[Opening Information shown section]

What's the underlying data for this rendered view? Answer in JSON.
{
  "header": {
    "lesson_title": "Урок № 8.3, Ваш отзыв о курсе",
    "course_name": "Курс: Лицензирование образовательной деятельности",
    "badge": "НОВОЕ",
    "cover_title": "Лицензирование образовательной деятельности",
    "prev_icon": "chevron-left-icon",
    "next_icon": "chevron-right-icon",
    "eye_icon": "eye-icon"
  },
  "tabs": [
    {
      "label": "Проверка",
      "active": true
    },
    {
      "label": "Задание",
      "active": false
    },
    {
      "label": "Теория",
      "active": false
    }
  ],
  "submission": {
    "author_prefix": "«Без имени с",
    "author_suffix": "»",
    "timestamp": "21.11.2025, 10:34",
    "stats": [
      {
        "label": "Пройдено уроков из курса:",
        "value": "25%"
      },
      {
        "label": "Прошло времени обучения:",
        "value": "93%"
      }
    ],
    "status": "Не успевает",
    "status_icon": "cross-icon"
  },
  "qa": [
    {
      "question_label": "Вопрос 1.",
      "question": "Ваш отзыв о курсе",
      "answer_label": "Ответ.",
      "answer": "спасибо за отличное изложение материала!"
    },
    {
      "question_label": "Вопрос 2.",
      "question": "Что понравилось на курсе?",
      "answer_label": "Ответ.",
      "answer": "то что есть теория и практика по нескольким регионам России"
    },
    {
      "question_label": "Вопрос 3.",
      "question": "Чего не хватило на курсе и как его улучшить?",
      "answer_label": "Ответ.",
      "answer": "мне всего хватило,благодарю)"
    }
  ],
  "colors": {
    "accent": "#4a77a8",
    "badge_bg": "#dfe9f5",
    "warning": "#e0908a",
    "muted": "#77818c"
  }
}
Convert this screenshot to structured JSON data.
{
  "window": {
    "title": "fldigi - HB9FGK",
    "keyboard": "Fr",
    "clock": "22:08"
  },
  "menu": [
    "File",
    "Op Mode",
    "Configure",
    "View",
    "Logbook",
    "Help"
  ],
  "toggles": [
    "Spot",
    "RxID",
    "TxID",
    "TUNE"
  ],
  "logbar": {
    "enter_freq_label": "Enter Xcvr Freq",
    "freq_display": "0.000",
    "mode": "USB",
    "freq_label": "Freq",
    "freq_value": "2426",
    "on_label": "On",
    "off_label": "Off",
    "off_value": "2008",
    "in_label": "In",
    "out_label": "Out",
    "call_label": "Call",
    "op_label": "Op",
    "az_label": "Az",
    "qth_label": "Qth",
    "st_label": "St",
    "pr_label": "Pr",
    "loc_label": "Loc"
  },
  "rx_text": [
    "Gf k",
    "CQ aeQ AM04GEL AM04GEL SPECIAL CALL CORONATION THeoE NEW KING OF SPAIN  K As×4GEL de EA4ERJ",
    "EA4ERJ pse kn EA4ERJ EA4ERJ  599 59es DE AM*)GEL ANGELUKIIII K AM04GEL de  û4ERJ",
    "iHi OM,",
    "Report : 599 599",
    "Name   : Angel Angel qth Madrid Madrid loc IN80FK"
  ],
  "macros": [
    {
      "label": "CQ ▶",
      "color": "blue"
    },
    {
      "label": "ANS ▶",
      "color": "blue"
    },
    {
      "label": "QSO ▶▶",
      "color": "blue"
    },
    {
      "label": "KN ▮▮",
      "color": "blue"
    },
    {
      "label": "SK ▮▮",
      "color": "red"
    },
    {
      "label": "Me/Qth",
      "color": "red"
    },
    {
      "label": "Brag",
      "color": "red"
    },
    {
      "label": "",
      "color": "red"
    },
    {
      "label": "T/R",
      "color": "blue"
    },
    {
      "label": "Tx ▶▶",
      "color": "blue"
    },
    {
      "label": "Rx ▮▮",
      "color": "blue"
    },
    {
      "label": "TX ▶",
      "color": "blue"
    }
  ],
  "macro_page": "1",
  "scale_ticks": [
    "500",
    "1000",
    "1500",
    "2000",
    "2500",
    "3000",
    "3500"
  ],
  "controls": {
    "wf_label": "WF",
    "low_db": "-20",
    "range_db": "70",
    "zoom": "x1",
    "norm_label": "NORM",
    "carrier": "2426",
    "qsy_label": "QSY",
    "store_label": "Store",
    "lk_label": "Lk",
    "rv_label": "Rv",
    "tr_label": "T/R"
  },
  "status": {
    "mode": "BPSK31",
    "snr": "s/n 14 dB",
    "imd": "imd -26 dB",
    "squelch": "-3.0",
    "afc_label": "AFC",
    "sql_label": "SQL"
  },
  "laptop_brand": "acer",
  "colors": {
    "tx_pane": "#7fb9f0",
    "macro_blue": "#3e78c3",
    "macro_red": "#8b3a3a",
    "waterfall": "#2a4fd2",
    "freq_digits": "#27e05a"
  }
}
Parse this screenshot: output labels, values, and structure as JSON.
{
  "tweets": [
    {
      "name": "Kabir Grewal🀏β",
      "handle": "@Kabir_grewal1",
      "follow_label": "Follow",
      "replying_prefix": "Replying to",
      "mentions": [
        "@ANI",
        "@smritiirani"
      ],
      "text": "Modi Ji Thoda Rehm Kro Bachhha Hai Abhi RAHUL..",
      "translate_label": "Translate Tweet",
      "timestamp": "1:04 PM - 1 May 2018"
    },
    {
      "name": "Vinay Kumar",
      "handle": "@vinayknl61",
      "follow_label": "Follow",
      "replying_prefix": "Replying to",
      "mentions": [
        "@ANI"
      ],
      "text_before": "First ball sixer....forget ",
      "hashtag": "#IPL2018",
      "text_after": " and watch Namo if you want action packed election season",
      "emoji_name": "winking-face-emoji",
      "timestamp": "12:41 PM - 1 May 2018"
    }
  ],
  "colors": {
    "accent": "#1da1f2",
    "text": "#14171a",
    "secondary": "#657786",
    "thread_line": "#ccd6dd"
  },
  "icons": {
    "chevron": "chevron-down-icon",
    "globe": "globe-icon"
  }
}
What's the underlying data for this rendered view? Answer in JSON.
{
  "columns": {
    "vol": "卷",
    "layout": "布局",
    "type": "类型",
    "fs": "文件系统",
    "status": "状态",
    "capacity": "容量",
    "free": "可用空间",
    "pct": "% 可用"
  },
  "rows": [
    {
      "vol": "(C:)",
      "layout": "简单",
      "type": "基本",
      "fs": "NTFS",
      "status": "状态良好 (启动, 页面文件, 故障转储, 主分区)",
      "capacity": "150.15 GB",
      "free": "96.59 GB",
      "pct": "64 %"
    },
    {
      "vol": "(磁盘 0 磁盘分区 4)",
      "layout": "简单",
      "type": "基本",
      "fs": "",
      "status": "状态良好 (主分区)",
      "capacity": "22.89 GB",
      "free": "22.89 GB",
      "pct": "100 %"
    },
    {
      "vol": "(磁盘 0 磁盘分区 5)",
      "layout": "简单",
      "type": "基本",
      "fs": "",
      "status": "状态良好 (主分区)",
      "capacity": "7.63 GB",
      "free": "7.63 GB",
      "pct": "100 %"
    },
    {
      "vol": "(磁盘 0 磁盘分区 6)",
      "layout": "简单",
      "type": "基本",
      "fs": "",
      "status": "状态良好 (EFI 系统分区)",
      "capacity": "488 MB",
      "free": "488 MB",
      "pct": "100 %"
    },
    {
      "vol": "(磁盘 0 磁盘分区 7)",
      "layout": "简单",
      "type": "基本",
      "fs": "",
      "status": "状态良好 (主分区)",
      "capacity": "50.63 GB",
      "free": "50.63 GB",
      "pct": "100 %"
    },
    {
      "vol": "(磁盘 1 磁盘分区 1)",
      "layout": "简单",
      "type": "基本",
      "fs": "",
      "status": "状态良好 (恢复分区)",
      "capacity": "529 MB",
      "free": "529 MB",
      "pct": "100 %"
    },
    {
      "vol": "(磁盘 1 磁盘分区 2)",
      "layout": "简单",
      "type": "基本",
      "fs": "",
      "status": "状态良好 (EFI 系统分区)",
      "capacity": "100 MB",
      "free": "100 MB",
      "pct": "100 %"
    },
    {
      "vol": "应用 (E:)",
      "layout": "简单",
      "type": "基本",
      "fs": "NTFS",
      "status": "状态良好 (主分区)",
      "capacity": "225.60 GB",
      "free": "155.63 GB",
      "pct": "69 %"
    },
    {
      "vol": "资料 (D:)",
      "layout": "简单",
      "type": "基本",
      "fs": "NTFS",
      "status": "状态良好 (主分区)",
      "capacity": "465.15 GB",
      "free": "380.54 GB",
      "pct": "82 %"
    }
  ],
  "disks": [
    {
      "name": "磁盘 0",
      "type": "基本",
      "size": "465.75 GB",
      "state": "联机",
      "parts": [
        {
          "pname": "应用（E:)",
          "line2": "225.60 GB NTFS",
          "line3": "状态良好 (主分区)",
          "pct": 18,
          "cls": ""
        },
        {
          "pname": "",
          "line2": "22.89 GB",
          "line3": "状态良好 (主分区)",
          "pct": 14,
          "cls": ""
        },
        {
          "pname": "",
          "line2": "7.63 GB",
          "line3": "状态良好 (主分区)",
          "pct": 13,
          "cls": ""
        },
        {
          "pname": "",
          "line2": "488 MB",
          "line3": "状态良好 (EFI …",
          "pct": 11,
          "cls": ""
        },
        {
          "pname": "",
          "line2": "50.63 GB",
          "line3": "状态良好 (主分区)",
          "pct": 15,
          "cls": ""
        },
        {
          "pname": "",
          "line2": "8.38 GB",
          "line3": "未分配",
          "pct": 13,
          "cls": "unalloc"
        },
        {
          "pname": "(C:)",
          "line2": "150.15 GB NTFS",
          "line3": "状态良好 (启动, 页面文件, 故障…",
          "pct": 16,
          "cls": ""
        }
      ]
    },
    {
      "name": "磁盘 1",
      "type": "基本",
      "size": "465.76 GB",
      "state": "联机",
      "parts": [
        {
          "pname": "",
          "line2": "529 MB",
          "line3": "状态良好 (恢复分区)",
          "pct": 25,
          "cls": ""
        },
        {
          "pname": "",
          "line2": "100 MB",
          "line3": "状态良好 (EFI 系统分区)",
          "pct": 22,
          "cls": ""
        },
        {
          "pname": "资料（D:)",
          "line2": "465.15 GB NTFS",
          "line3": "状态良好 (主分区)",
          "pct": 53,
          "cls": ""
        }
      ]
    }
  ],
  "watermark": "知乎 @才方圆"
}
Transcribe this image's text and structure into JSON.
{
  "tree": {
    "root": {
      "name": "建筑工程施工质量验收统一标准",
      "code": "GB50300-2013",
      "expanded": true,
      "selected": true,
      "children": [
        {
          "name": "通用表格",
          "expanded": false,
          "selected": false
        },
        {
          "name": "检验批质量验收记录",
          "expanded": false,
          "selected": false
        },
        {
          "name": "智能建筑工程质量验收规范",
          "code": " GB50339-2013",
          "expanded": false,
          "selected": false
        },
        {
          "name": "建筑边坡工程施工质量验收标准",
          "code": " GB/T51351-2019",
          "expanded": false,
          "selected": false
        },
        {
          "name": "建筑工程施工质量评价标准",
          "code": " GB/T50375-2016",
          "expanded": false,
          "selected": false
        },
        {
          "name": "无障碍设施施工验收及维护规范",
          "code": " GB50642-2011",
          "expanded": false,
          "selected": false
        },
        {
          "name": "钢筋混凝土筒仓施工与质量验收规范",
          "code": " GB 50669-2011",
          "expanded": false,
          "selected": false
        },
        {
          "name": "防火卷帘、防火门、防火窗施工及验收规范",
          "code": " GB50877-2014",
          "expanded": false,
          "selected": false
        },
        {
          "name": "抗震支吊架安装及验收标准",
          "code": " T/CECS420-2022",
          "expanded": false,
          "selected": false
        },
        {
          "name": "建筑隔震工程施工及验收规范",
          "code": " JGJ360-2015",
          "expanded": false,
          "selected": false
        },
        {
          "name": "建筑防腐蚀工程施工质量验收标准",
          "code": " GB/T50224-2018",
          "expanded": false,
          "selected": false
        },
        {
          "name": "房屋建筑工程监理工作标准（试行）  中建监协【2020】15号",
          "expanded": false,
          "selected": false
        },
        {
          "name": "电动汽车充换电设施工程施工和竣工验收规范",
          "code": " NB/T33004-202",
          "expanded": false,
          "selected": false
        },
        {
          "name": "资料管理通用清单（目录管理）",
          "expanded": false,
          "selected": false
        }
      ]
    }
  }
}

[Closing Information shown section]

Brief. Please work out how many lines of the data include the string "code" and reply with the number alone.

Answer. 11